§ **Materials provided**
_ _ _
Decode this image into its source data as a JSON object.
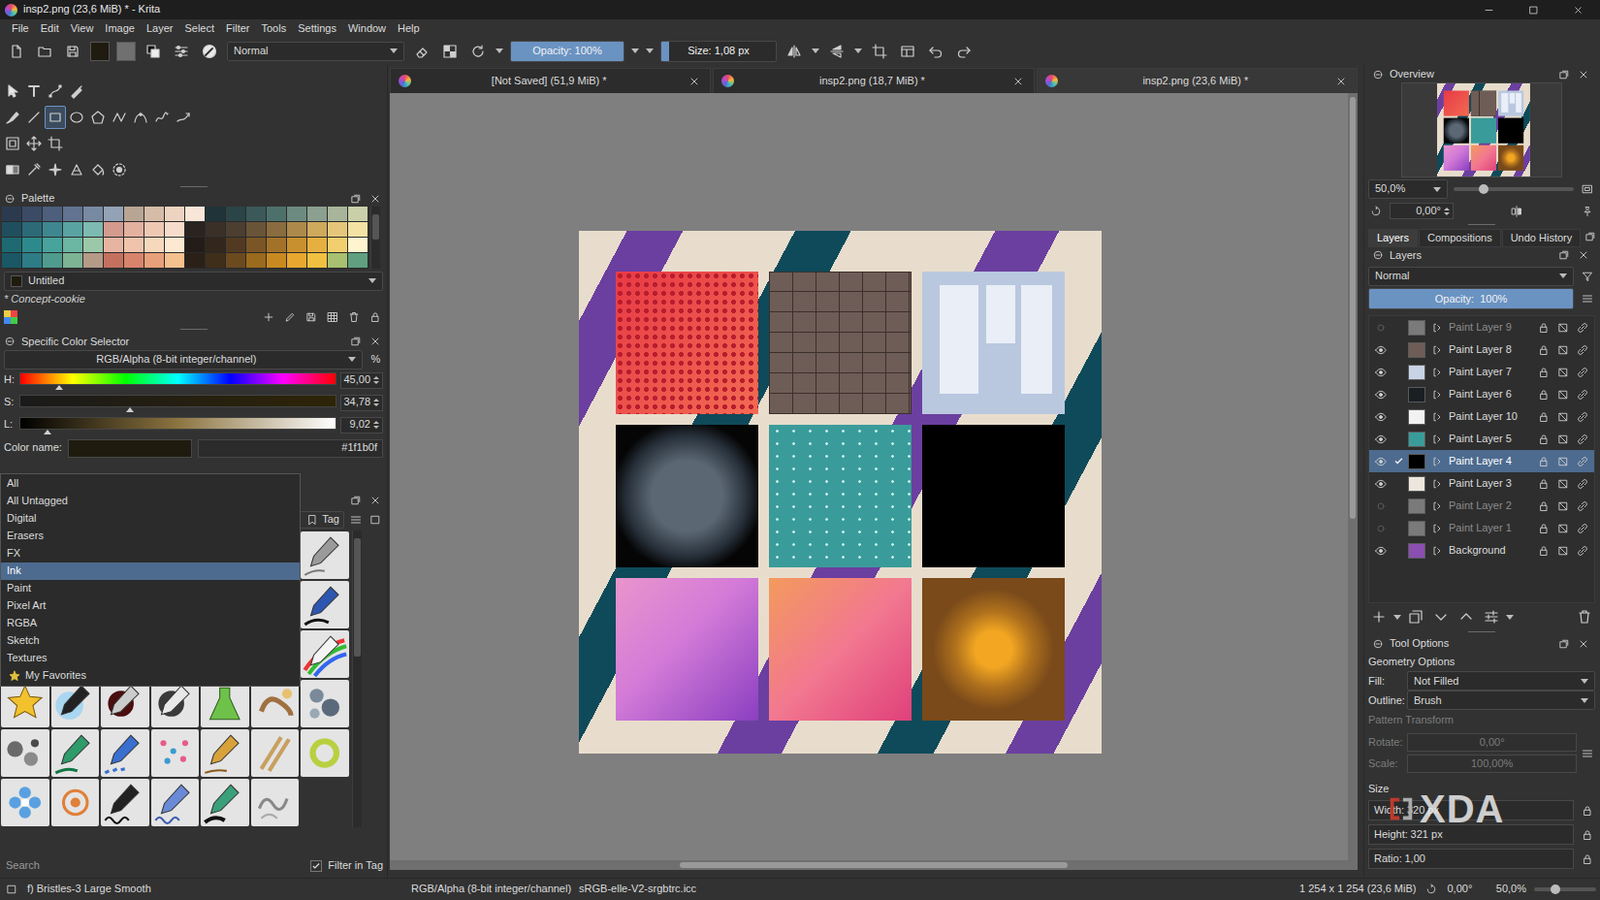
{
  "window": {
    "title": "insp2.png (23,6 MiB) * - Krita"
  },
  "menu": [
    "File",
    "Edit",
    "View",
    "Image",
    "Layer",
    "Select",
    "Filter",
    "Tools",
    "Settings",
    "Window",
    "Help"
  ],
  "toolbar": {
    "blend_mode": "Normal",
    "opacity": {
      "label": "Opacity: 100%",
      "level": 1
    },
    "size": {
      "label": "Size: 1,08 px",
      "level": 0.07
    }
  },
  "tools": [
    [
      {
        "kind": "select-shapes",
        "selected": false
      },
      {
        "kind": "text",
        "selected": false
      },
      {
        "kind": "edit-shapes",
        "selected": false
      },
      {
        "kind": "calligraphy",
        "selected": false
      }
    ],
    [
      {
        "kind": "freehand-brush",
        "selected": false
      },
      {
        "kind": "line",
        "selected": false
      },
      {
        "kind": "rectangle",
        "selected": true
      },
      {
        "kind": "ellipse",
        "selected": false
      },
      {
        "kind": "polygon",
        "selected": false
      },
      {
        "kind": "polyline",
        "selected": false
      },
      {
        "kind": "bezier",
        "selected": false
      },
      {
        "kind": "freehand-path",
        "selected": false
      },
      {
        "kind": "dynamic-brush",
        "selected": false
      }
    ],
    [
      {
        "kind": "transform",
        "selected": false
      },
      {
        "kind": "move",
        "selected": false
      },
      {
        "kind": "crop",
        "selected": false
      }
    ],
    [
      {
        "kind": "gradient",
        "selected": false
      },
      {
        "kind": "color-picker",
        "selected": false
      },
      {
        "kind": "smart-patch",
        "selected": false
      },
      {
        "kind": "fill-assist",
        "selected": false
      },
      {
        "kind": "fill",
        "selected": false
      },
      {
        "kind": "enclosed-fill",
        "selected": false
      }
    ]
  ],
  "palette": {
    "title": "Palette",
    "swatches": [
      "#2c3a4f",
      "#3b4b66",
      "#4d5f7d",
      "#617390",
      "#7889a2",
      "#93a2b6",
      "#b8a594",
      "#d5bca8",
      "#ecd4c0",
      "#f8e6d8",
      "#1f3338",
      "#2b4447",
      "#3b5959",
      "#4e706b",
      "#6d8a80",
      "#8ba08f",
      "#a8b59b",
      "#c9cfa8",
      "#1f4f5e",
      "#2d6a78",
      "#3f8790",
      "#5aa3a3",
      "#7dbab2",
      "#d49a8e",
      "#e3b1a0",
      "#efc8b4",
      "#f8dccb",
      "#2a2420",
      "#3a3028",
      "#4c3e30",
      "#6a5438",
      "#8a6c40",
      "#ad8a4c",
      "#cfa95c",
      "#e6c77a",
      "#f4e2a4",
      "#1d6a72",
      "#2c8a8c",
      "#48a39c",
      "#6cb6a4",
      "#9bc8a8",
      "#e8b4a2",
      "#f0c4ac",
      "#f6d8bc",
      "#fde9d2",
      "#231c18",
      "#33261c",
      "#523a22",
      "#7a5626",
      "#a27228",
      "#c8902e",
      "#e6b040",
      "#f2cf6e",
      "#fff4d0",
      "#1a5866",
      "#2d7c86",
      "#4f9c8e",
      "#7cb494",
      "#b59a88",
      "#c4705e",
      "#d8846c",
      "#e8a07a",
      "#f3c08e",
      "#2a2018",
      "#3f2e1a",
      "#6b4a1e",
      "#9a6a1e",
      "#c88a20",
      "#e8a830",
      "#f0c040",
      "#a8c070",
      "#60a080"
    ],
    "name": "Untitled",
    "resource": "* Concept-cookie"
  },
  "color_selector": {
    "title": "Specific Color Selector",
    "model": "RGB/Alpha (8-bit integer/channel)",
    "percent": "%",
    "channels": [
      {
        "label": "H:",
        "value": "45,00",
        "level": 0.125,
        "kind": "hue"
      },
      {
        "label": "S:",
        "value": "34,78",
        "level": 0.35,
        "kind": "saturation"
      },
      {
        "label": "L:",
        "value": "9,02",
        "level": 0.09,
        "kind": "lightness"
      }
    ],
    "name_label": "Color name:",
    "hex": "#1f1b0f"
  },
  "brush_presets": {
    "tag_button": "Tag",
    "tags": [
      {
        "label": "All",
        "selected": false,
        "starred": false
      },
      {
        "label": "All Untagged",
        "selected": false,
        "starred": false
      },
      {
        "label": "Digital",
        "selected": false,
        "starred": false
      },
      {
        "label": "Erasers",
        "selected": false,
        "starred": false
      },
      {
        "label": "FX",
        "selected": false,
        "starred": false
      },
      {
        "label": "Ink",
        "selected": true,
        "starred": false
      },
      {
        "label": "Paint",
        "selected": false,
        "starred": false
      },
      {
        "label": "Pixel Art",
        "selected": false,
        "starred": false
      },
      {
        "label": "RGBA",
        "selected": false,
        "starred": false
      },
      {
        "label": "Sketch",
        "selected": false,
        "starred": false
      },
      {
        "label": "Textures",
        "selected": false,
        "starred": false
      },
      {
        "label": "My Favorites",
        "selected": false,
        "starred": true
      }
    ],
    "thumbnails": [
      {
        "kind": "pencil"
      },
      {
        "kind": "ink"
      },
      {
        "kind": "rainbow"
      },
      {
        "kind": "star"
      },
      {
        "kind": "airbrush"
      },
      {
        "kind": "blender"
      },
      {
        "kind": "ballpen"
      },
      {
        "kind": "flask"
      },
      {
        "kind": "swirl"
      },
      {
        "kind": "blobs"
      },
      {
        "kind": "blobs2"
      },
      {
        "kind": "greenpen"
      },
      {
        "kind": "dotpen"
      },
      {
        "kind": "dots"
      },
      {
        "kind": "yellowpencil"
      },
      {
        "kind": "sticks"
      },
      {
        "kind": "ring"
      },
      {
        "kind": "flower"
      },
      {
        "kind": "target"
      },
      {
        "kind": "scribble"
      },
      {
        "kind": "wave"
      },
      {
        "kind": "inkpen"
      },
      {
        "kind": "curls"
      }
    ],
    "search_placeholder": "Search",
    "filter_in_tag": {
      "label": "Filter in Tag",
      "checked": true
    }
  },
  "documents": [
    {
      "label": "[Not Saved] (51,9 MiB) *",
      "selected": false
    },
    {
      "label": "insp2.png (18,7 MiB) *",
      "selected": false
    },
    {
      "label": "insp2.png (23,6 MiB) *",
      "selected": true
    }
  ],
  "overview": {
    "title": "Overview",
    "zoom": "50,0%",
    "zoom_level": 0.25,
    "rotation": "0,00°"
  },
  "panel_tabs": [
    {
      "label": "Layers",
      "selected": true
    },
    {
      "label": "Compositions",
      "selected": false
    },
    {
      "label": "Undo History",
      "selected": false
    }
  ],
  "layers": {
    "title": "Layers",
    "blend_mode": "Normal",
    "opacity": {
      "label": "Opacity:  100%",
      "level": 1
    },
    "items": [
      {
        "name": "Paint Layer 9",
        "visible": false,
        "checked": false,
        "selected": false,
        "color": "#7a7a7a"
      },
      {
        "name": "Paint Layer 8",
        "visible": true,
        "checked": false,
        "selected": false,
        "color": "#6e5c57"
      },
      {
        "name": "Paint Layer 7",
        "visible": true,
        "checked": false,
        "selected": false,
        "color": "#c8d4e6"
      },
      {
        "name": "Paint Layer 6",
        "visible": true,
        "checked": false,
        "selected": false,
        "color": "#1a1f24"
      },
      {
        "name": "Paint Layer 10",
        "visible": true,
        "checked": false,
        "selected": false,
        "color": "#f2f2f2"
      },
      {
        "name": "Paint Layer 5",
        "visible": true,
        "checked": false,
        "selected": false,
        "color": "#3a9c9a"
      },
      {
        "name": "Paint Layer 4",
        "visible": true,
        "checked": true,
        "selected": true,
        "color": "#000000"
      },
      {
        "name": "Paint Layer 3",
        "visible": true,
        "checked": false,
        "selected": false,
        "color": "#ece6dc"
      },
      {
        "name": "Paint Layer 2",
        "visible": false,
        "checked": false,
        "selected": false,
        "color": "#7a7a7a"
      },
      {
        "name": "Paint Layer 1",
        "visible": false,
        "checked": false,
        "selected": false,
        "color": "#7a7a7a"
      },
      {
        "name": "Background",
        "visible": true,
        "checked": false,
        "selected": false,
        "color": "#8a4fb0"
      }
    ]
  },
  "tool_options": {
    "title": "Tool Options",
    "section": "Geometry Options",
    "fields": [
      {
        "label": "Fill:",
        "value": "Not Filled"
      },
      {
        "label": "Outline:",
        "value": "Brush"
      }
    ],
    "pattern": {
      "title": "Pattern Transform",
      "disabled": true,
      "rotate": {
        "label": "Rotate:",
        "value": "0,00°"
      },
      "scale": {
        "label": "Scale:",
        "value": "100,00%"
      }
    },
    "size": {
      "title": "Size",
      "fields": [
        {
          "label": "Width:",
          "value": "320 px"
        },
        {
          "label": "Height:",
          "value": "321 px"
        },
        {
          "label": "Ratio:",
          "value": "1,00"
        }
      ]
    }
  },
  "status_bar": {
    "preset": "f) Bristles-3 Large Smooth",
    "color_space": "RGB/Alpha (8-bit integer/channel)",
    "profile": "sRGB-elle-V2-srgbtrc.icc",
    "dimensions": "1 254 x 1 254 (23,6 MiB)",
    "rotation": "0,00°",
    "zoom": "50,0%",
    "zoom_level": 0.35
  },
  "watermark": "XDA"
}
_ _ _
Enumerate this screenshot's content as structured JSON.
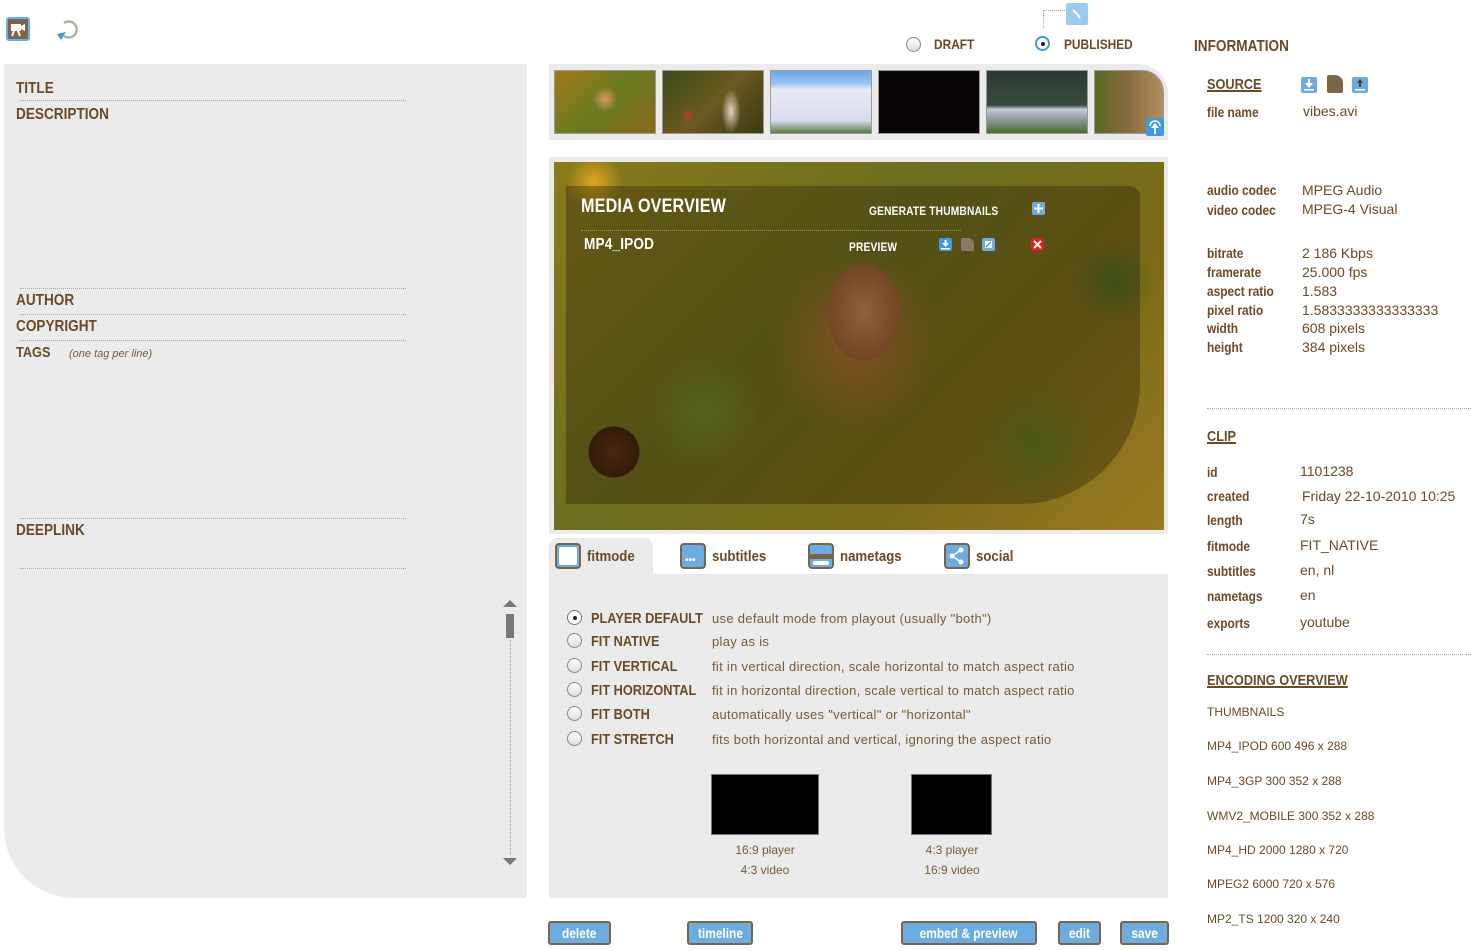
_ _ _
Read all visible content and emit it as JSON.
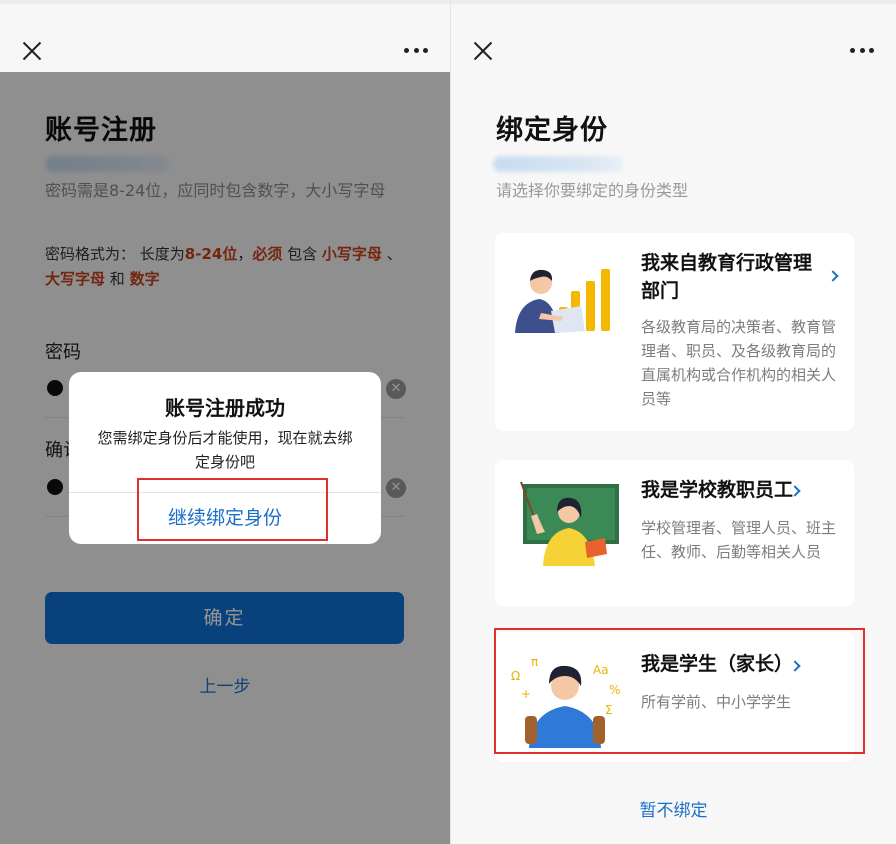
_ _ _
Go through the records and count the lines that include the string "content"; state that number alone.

2